Object

Recent data from both experimental and clinical studies have supported the use of intravenous magnesium as a potential therapy in the setting of cerebral ischemia. This study assessed whether intraoperative magnesium therapy improves neuropsychometric testing (NPT) following carotid endarterectomy (CEA).

Methods

One hundred eight patients undergoing CEA were randomly assigned to receive placebo infusion or 1 of 3 magnesium-dosing protocols. Neuropsychometric testing was performed 1 day after surgery and compared with baseline performance. Assessment was also performed on a set of 35 patients concurrently undergoing lumbar laminectomy to serve as a control group for NPT. A forward stepwise logistic regression analysis was performed to evaluate the impact of magnesium therapy on NPT. A subgroup analysis was then performed, analyzing the impact of each intraoperative dose on NPT.

Results

Patients treated with intravenous magnesium infusion demonstrated less postoperative neurocognitive impairment than those treated with placebo (OR 0.27, 95% CI 0.10–0.74, p = 0.01). When stratified according to dosing bolus and intraoperative magnesium level, those who were treated with low-dose magnesium had less cognitive decline than those treated with placebo (OR 0.09, 95% CI 0.02–0.50, p < 0.01). Those in the high-dose magnesium group demonstrated no difference from the placebo-treated group.

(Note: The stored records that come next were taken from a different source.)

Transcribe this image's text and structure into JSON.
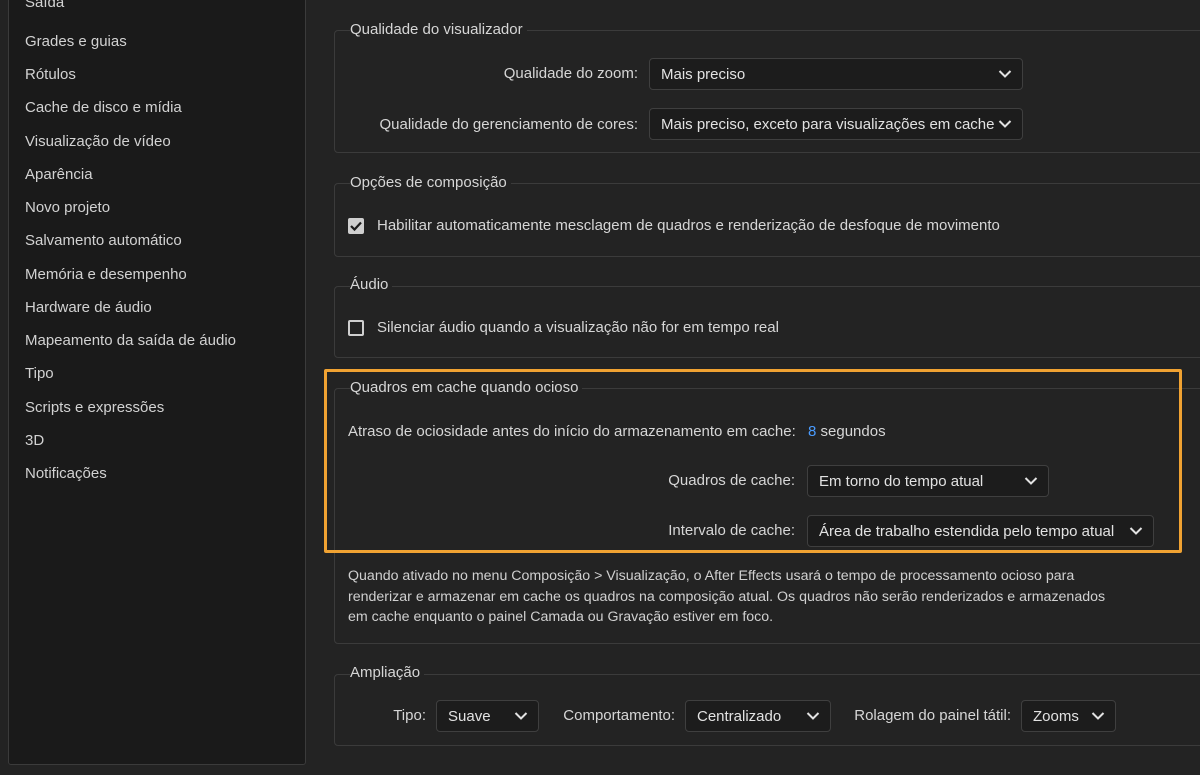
{
  "sidebar": {
    "items": [
      {
        "label": "Saída"
      },
      {
        "label": "Grades e guias"
      },
      {
        "label": "Rótulos"
      },
      {
        "label": "Cache de disco e mídia"
      },
      {
        "label": "Visualização de vídeo"
      },
      {
        "label": "Aparência"
      },
      {
        "label": "Novo projeto"
      },
      {
        "label": "Salvamento automático"
      },
      {
        "label": "Memória e desempenho"
      },
      {
        "label": "Hardware de áudio"
      },
      {
        "label": "Mapeamento da saída de áudio"
      },
      {
        "label": "Tipo"
      },
      {
        "label": "Scripts e expressões"
      },
      {
        "label": "3D"
      },
      {
        "label": "Notificações"
      }
    ]
  },
  "viewer_quality": {
    "title": "Qualidade do visualizador",
    "zoom_label": "Qualidade do zoom:",
    "zoom_value": "Mais preciso",
    "color_label": "Qualidade do gerenciamento de cores:",
    "color_value": "Mais preciso, exceto para visualizações em cache"
  },
  "composition_options": {
    "title": "Opções de composição",
    "checkbox_label": "Habilitar automaticamente mesclagem de quadros e renderização de desfoque de movimento",
    "checked": true
  },
  "audio": {
    "title": "Áudio",
    "checkbox_label": "Silenciar áudio quando a visualização não for em tempo real",
    "checked": false
  },
  "cache_idle": {
    "title": "Quadros em cache quando ocioso",
    "delay_label": "Atraso de ociosidade antes do início do armazenamento em cache:",
    "delay_value": "8",
    "delay_unit": "segundos",
    "frames_label": "Quadros de cache:",
    "frames_value": "Em torno do tempo atual",
    "range_label": "Intervalo de cache:",
    "range_value": "Área de trabalho estendida pelo tempo atual",
    "description": "Quando ativado no menu Composição > Visualização, o After Effects usará o tempo de processamento ocioso para renderizar e armazenar em cache os quadros na composição atual. Os quadros não serão renderizados e armazenados em cache enquanto o painel Camada ou Gravação estiver em foco.",
    "highlight_color": "#f0a232"
  },
  "zoom": {
    "title": "Ampliação",
    "type_label": "Tipo:",
    "type_value": "Suave",
    "behavior_label": "Comportamento:",
    "behavior_value": "Centralizado",
    "touchpad_label": "Rolagem do painel tátil:",
    "touchpad_value": "Zooms"
  }
}
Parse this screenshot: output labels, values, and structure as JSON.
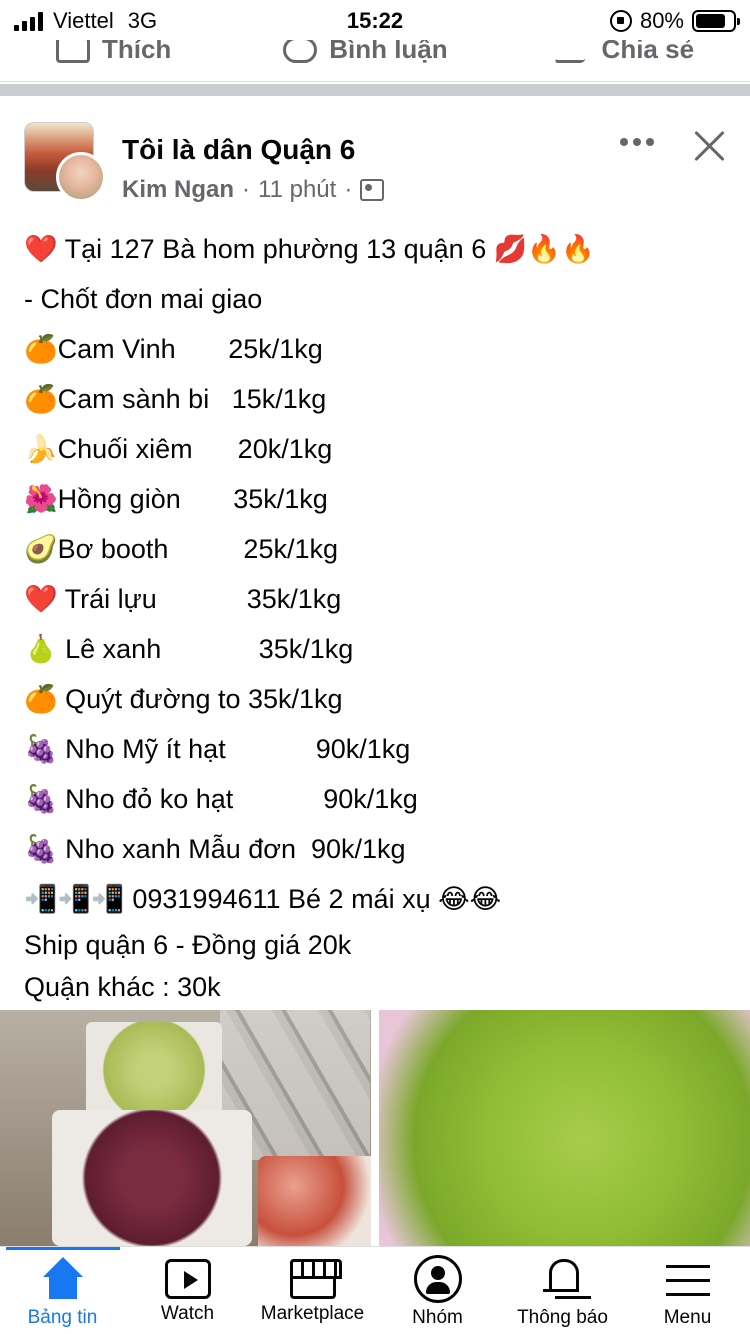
{
  "status_bar": {
    "carrier": "Viettel",
    "network": "3G",
    "time": "15:22",
    "battery": "80%",
    "battery_level": 0.8
  },
  "prev_post_actions": {
    "like": "Thích",
    "comment": "Bình luận",
    "share": "Chia sẻ"
  },
  "post": {
    "group_name": "Tôi là dân Quận 6",
    "author": "Kim Ngan",
    "separator": "·",
    "time_ago": "11 phút",
    "lines": [
      {
        "emoji": "❤️",
        "text": " Tại 127 Bà hom phường 13 quận 6 ",
        "suffix": "💋🔥🔥"
      },
      {
        "emoji": "",
        "text": "- Chốt đơn mai giao",
        "suffix": ""
      },
      {
        "emoji": "🍊",
        "text": "Cam Vinh       25k/1kg",
        "suffix": ""
      },
      {
        "emoji": "🍊",
        "text": "Cam sành bi   15k/1kg",
        "suffix": ""
      },
      {
        "emoji": "🍌",
        "text": "Chuối xiêm      20k/1kg",
        "suffix": ""
      },
      {
        "emoji": "🌺",
        "text": "Hồng giòn       35k/1kg",
        "suffix": ""
      },
      {
        "emoji": "🥑",
        "text": "Bơ booth          25k/1kg",
        "suffix": ""
      },
      {
        "emoji": "❤️",
        "text": " Trái lựu            35k/1kg",
        "suffix": ""
      },
      {
        "emoji": "🍐",
        "text": " Lê xanh             35k/1kg",
        "suffix": ""
      },
      {
        "emoji": "🍊",
        "text": " Quýt đường to 35k/1kg",
        "suffix": ""
      },
      {
        "emoji": "🍇",
        "text": " Nho Mỹ ít hạt            90k/1kg",
        "suffix": ""
      },
      {
        "emoji": "🍇",
        "text": " Nho đỏ ko hạt            90k/1kg",
        "suffix": ""
      },
      {
        "emoji": "🍇",
        "text": " Nho xanh Mẫu đơn  90k/1kg",
        "suffix": ""
      },
      {
        "emoji": "📲📲📲",
        "text": " 0931994611 Bé 2 mái xụ ",
        "suffix": "😂😂"
      }
    ],
    "footer_lines": [
      "Ship quận 6 - Đồng giá 20k",
      "Quận khác : 30k"
    ]
  },
  "tab_bar": {
    "tabs": [
      {
        "label": "Bảng tin",
        "icon": "home-icon",
        "active": true
      },
      {
        "label": "Watch",
        "icon": "watch-icon",
        "active": false
      },
      {
        "label": "Marketplace",
        "icon": "marketplace-icon",
        "active": false
      },
      {
        "label": "Nhóm",
        "icon": "groups-icon",
        "active": false
      },
      {
        "label": "Thông báo",
        "icon": "bell-icon",
        "active": false
      },
      {
        "label": "Menu",
        "icon": "menu-icon",
        "active": false
      }
    ],
    "accent": "#1877f2"
  }
}
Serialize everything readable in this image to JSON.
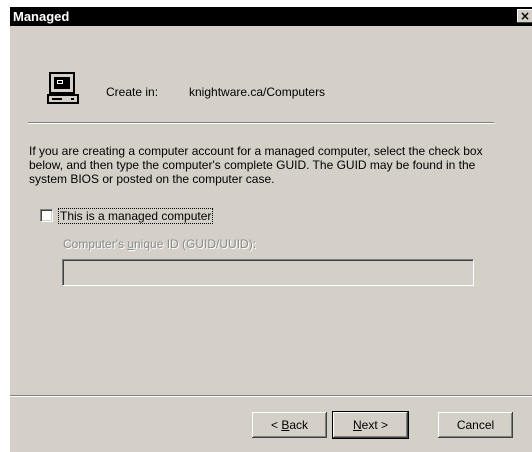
{
  "window": {
    "title": "Managed",
    "close_glyph": "×"
  },
  "header": {
    "icon": "computer-icon",
    "create_in_label": "Create in:",
    "create_in_path": "knightware.ca/Computers"
  },
  "description": "If you are creating a computer account for a managed computer, select the check box below, and then type the computer's complete GUID. The GUID may be found in the system BIOS or posted on the computer case.",
  "managed_checkbox": {
    "label": "This is a managed computer",
    "checked": false
  },
  "guid": {
    "label_before": "Computer's ",
    "label_mnemonic": "u",
    "label_after": "nique ID (GUID/UUID):",
    "value": "",
    "enabled": false
  },
  "buttons": {
    "back_prefix": "< ",
    "back_mnemonic": "B",
    "back_rest": "ack",
    "next_mnemonic": "N",
    "next_rest": "ext >",
    "cancel": "Cancel"
  },
  "colors": {
    "dialog_bg": "#d4d0c8",
    "title_bar_bg": "#000000",
    "disabled_text": "#8a8a8a"
  }
}
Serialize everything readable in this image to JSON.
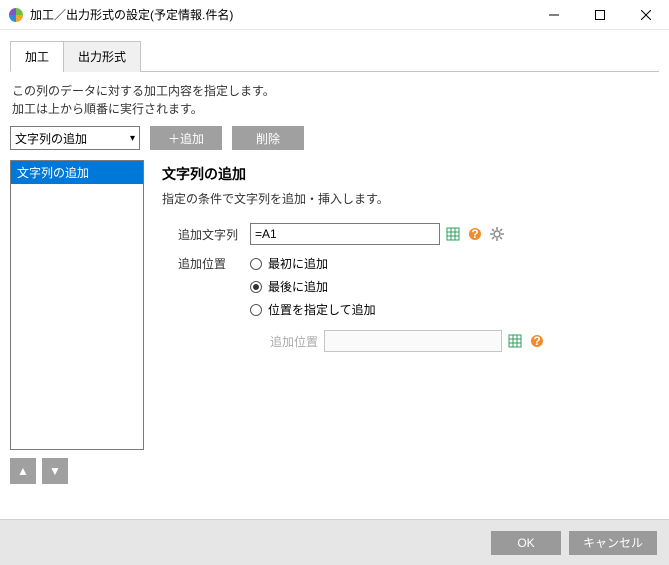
{
  "window": {
    "title": "加工／出力形式の設定(予定情報.件名)"
  },
  "tabs": {
    "tab0": "加工",
    "tab1": "出力形式"
  },
  "description": {
    "line1": "この列のデータに対する加工内容を指定します。",
    "line2": "加工は上から順番に実行されます。"
  },
  "toolbar": {
    "combo_selected": "文字列の追加",
    "add": "＋追加",
    "delete": "削除"
  },
  "list": {
    "items": [
      "文字列の追加"
    ]
  },
  "detail": {
    "heading": "文字列の追加",
    "sub": "指定の条件で文字列を追加・挿入します。",
    "add_string_label": "追加文字列",
    "add_string_value": "=A1",
    "add_pos_label": "追加位置",
    "radios": {
      "r0": "最初に追加",
      "r1": "最後に追加",
      "r2": "位置を指定して追加"
    },
    "pos_label": "追加位置",
    "pos_value": ""
  },
  "footer": {
    "ok": "OK",
    "cancel": "キャンセル"
  }
}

Conclusions

Low-dose intraoperative magnesium therapy protects against neurocognitive decline following CEA.